I believe no-code/low-code addresses the genuine need to modernize in order to meet the increasing citizen expectations, particularly around case management and process automation.  The State of Nebraska has been utilizing low-code for our Enterprise Content Management (ECM) application for several years now in combination with Agile development and we have realized the benefits of rapid deployment. The result is enhanced applications with customer-facing workflow automation. Small changes and also small failures are more palatable to the business and our customers. Updated functionalities can be added to meet business requirements not being met by the legacy application, which include enhanced browser and mobile access capabilities along with self-service for our customers.


Summing it Up

A better understanding of citizen needs will help close the more significant issue which are the process gaps that exist in legacy systems.
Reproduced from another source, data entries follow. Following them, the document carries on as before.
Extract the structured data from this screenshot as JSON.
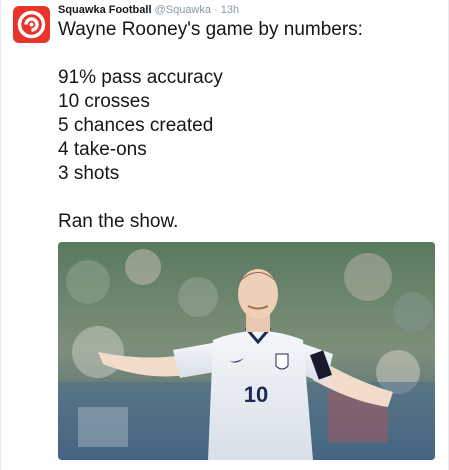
{
  "tweet": {
    "author_name": "Squawka Football",
    "author_handle": "@Squawka",
    "separator": "·",
    "timestamp": "13h",
    "text_lines": [
      "Wayne Rooney's game by numbers:",
      "",
      "91% pass accuracy",
      "10 crosses",
      "5 chances created",
      "4 take-ons",
      "3 shots",
      "",
      "Ran the show."
    ],
    "media": {
      "shirt_number": "10",
      "icon": "photo-player"
    }
  },
  "colors": {
    "brand_red": "#e8352b",
    "meta_gray": "#8899a6",
    "text": "#14171a"
  }
}
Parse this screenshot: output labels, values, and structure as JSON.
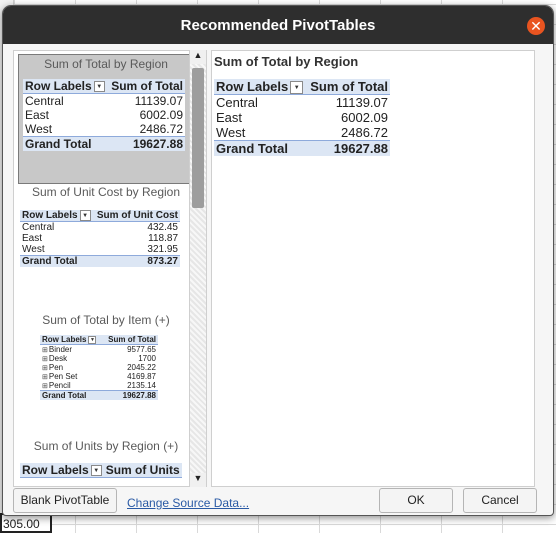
{
  "window": {
    "title": "Recommended PivotTables"
  },
  "sheet": {
    "active_cell_value": "305.00"
  },
  "previews": [
    {
      "title": "Sum of Total by Region",
      "header": [
        "Row Labels",
        "Sum of Total"
      ],
      "rows": [
        [
          "Central",
          "11139.07"
        ],
        [
          "East",
          "6002.09"
        ],
        [
          "West",
          "2486.72"
        ]
      ],
      "total": [
        "Grand Total",
        "19627.88"
      ]
    },
    {
      "title": "Sum of Unit Cost by Region",
      "header": [
        "Row Labels",
        "Sum of Unit Cost"
      ],
      "rows": [
        [
          "Central",
          "432.45"
        ],
        [
          "East",
          "118.87"
        ],
        [
          "West",
          "321.95"
        ]
      ],
      "total": [
        "Grand Total",
        "873.27"
      ]
    },
    {
      "title": "Sum of Total by Item (+)",
      "header": [
        "Row Labels",
        "Sum of Total"
      ],
      "rows": [
        [
          "Binder",
          "9577.65"
        ],
        [
          "Desk",
          "1700"
        ],
        [
          "Pen",
          "2045.22"
        ],
        [
          "Pen Set",
          "4169.87"
        ],
        [
          "Pencil",
          "2135.14"
        ]
      ],
      "total": [
        "Grand Total",
        "19627.88"
      ]
    },
    {
      "title": "Sum of Units by Region (+)",
      "header": [
        "Row Labels",
        "Sum of Units"
      ]
    }
  ],
  "detail": {
    "title": "Sum of Total by Region",
    "header": [
      "Row Labels",
      "Sum of Total"
    ],
    "rows": [
      [
        "Central",
        "11139.07"
      ],
      [
        "East",
        "6002.09"
      ],
      [
        "West",
        "2486.72"
      ]
    ],
    "total": [
      "Grand Total",
      "19627.88"
    ]
  },
  "buttons": {
    "blank": "Blank PivotTable",
    "change_source": "Change Source Data...",
    "ok": "OK",
    "cancel": "Cancel"
  },
  "icons": {
    "close": "close-icon",
    "scroll_up": "arrow-up-icon",
    "scroll_down": "arrow-down-icon",
    "dropdown": "filter-dropdown-icon",
    "expand": "expand-icon"
  },
  "colors": {
    "titlebar": "#2e2e2e",
    "close_button": "#e95420",
    "pivot_header": "#dce6f4",
    "link": "#2a5aa5"
  }
}
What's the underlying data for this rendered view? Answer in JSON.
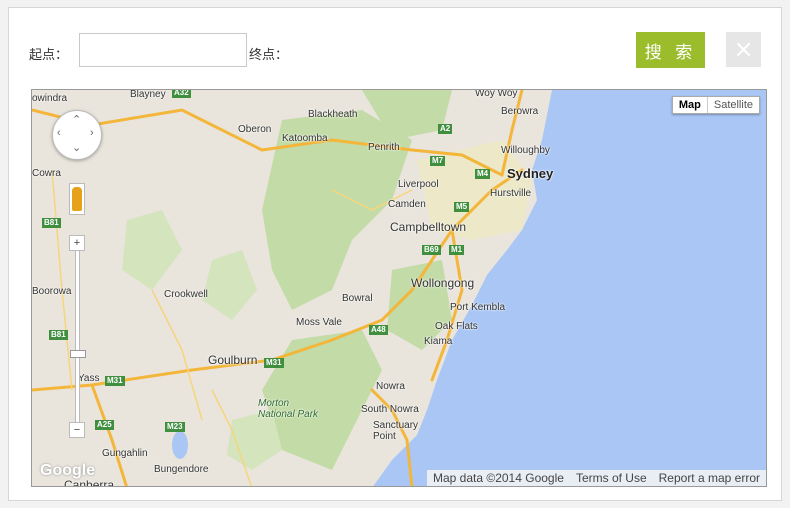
{
  "form": {
    "start_label": "起点：",
    "end_label": "终点：",
    "search_label": "搜 索",
    "close_glyph": "×",
    "start_value": ""
  },
  "map": {
    "map_type": {
      "map": "Map",
      "satellite": "Satellite",
      "selected": "Map"
    },
    "attribution": {
      "data": "Map data ©2014 Google",
      "terms": "Terms of Use",
      "report": "Report a map error"
    },
    "logo": "Google",
    "labels": {
      "sydney": "Sydney",
      "wollongong": "Wollongong",
      "campbelltown": "Campbelltown",
      "liverpool": "Liverpool",
      "camden": "Camden",
      "penrith": "Penrith",
      "katoomba": "Katoomba",
      "blackheath": "Blackheath",
      "oberon": "Oberon",
      "blayney": "Blayney",
      "cowra": "Cowra",
      "bowindra": "owindra",
      "boorowa": "Boorowa",
      "crookwell": "Crookwell",
      "goulburn": "Goulburn",
      "moss_vale": "Moss Vale",
      "bowral": "Bowral",
      "port_kembla": "Port Kembla",
      "oak_flats": "Oak Flats",
      "kiama": "Kiama",
      "nowra": "Nowra",
      "south_nowra": "South Nowra",
      "sanctuary_point": "Sanctuary Point",
      "morton": "Morton National Park",
      "yass": "Yass",
      "gungahlin": "Gungahlin",
      "bungendore": "Bungendore",
      "canberra": "Canberra",
      "willoughby": "Willoughby",
      "hurstville": "Hurstville",
      "berowra": "Berowra",
      "woy_woy": "Woy Woy"
    },
    "shields": {
      "a2": "A2",
      "m7": "M7",
      "m4": "M4",
      "m5": "M5",
      "b69": "B69",
      "m1": "M1",
      "a48": "A48",
      "m31a": "M31",
      "m31b": "M31",
      "a25": "A25",
      "m23": "M23",
      "b81a": "B81",
      "b81b": "B81",
      "a32": "A32"
    },
    "colors": {
      "ocean": "#a9c6f5",
      "land": "#e9e5dc",
      "park": "#c3dba7",
      "road": "#f3b63b"
    }
  }
}
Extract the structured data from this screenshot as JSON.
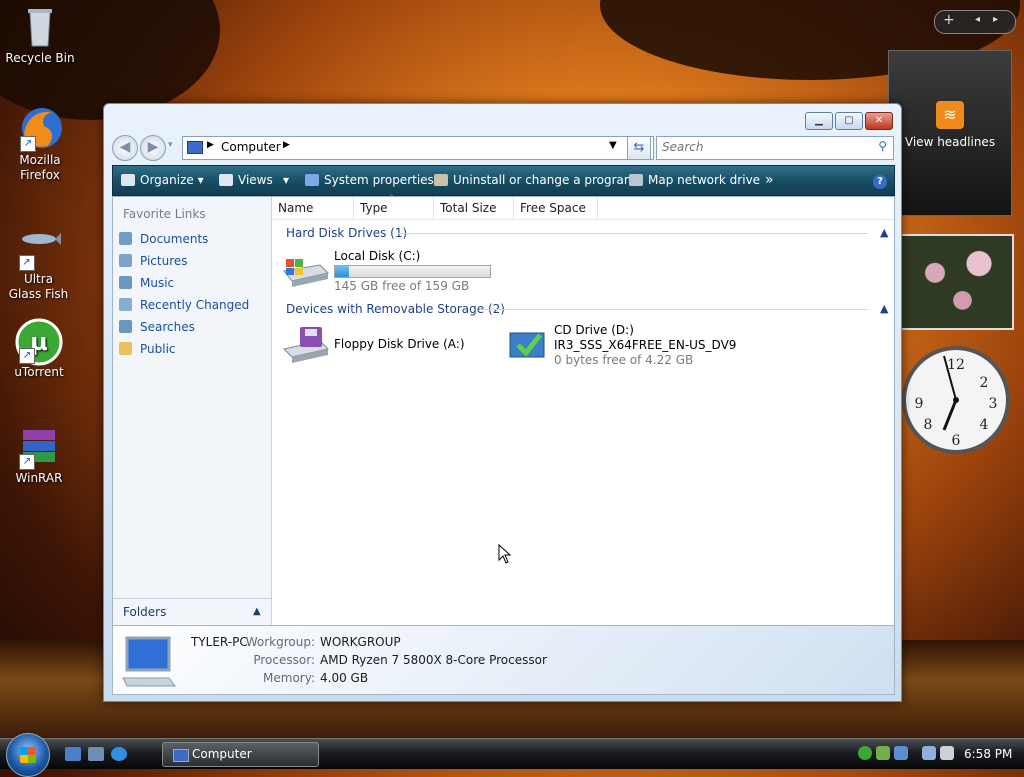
{
  "desktop": {
    "icons": [
      {
        "label": "Recycle Bin"
      },
      {
        "label": "Mozilla Firefox"
      },
      {
        "label": "Ultra Glass Fish"
      },
      {
        "label": "uTorrent"
      },
      {
        "label": "WinRAR"
      }
    ]
  },
  "gadgets": {
    "feed_label": "View headlines",
    "add_symbol": "+"
  },
  "window": {
    "address": {
      "crumb": "Computer"
    },
    "search": {
      "placeholder": "Search"
    },
    "toolbar": {
      "organize": "Organize",
      "views": "Views",
      "system_properties": "System properties",
      "uninstall": "Uninstall or change a program",
      "map_drive": "Map network drive",
      "overflow": "»",
      "help": "?"
    },
    "nav": {
      "header": "Favorite Links",
      "links": [
        "Documents",
        "Pictures",
        "Music",
        "Recently Changed",
        "Searches",
        "Public"
      ],
      "folders": "Folders"
    },
    "columns": [
      "Name",
      "Type",
      "Total Size",
      "Free Space"
    ],
    "groups": {
      "hdd": {
        "title": "Hard Disk Drives (1)",
        "items": [
          {
            "name": "Local Disk (C:)",
            "free": "145 GB free of 159 GB",
            "used_fraction": 0.09
          }
        ]
      },
      "removable": {
        "title": "Devices with Removable Storage (2)",
        "items": [
          {
            "name": "Floppy Disk Drive (A:)"
          },
          {
            "name": "CD Drive (D:)",
            "label": "IR3_SSS_X64FREE_EN-US_DV9",
            "free": "0 bytes free of 4.22 GB"
          }
        ]
      }
    },
    "details": {
      "computer_name": "TYLER-PC",
      "workgroup_label": "Workgroup:",
      "workgroup": "WORKGROUP",
      "processor_label": "Processor:",
      "processor": "AMD Ryzen 7 5800X 8-Core Processor",
      "memory_label": "Memory:",
      "memory": "4.00 GB"
    }
  },
  "taskbar": {
    "task": "Computer",
    "time": "6:58 PM"
  },
  "colors": {
    "toolbar": "#174d63",
    "link": "#1a4fa0",
    "group_header": "#1f3f8f",
    "close_button": "#c0361f"
  }
}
States should be delivering solutions that enable productivity gains for both the State and our customers. Forms submitted by citizens online and then re-entered into the legacy system should be closely examined.  Taking this approach will allow us to efficiently migrate and update business functionality from the legacy systems into the production environment, using middleware to integrate with the backend functions still supported by the legacy system. Low-code tools enable organizations to build software with professional developers in far less time especially web and mobile applications while minimizing the need for native programming.  Lower cost with improved and rapid results via agile development will accelerate low-code platform growth and acceptance.

As always, I appreciate your hard work and respect for the taxpayers of the State of Nebraska, which you show each and every day.


As always, I appreciate the work you have all done to support the needs of the citizens of Nebraska, especially during these challenging times.